- Extracted records
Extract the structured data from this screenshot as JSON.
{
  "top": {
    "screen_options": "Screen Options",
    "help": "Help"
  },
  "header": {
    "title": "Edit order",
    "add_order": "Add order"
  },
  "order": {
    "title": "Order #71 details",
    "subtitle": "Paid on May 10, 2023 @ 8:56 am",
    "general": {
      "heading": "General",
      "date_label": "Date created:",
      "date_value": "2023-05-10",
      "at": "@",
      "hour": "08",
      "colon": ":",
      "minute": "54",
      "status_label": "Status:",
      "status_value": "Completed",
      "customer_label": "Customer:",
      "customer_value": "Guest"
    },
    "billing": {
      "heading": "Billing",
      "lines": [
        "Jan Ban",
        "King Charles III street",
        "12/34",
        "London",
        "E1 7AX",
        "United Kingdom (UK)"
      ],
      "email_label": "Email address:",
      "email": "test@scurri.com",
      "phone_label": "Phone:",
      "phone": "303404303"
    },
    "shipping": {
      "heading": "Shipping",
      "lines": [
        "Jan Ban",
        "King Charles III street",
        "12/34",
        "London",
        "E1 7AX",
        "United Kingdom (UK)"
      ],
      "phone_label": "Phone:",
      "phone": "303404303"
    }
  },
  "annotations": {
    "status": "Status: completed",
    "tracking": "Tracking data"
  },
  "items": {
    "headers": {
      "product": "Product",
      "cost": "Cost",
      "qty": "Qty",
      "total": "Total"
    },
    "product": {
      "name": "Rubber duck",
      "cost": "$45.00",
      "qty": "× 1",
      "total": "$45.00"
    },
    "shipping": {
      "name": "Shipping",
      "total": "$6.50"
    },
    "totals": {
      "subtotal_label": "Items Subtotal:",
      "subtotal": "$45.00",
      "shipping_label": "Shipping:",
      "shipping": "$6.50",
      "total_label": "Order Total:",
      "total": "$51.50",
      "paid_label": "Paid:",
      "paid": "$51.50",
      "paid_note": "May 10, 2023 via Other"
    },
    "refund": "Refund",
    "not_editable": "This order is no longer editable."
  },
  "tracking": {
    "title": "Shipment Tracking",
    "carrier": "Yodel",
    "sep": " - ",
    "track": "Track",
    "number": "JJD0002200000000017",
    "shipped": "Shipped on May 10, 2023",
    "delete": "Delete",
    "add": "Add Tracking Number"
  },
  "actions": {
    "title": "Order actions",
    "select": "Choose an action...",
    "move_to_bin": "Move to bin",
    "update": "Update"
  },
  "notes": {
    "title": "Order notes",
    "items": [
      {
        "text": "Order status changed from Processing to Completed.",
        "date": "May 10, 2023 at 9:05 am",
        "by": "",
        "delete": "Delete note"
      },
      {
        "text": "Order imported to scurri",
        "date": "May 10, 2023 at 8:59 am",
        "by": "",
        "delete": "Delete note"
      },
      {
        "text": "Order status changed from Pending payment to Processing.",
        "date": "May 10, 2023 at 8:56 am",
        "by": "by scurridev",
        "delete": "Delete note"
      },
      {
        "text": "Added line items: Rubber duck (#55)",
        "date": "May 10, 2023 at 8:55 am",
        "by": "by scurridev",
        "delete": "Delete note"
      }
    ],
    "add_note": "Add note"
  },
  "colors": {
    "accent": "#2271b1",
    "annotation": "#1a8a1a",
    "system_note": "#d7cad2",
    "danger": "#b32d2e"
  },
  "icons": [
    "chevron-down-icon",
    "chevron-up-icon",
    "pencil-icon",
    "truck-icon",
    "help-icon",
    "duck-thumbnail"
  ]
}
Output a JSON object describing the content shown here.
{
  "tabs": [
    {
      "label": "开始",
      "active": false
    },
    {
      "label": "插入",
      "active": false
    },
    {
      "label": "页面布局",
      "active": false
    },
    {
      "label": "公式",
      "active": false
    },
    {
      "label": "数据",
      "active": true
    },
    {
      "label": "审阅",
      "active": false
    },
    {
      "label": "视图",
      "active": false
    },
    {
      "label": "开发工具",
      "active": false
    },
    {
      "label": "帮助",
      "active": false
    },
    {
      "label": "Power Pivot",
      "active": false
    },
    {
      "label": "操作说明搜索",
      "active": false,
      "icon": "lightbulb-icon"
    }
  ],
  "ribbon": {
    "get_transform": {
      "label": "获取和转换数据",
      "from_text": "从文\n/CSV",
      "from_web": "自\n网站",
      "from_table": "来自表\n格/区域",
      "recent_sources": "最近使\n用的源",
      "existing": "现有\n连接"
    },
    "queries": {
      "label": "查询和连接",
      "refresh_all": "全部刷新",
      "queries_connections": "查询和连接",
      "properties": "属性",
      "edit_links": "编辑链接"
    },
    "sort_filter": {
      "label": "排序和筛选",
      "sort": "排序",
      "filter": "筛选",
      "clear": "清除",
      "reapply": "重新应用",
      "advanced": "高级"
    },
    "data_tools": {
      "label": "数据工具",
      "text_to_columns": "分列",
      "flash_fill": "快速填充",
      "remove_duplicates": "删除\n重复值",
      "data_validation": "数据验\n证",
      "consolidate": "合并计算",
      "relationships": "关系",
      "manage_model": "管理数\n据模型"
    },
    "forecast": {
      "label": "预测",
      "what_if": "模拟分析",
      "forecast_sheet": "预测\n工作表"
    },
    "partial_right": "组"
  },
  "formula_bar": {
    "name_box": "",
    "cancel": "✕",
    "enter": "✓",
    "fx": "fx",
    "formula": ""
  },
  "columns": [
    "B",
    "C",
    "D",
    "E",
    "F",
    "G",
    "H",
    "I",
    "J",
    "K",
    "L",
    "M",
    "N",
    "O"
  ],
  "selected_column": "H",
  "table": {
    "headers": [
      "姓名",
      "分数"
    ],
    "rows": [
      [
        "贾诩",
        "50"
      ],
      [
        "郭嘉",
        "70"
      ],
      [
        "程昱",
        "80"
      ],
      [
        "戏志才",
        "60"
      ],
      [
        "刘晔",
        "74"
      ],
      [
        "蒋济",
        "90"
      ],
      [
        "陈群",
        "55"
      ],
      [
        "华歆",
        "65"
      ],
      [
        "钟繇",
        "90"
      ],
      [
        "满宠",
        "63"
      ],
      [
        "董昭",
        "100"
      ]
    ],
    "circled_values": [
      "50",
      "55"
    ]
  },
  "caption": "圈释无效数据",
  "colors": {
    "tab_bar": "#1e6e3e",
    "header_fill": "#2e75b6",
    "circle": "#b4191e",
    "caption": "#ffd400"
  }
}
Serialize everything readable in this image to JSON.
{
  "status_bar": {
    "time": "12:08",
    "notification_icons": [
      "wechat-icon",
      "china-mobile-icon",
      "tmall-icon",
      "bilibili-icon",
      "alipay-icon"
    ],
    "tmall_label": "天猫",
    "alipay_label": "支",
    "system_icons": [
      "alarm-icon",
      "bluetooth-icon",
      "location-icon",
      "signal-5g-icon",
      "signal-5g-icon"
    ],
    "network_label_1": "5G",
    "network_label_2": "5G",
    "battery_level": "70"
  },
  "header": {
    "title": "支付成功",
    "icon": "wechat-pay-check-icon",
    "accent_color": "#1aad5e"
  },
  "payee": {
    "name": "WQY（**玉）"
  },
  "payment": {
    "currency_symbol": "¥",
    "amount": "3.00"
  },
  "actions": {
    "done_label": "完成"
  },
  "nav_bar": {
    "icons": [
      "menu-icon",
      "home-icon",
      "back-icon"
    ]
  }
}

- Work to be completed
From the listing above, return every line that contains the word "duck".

- Answer space
      "name": "Rubber duck",
        "text": "Added line items: Rubber duck (#55)",
    "duck-thumbnail"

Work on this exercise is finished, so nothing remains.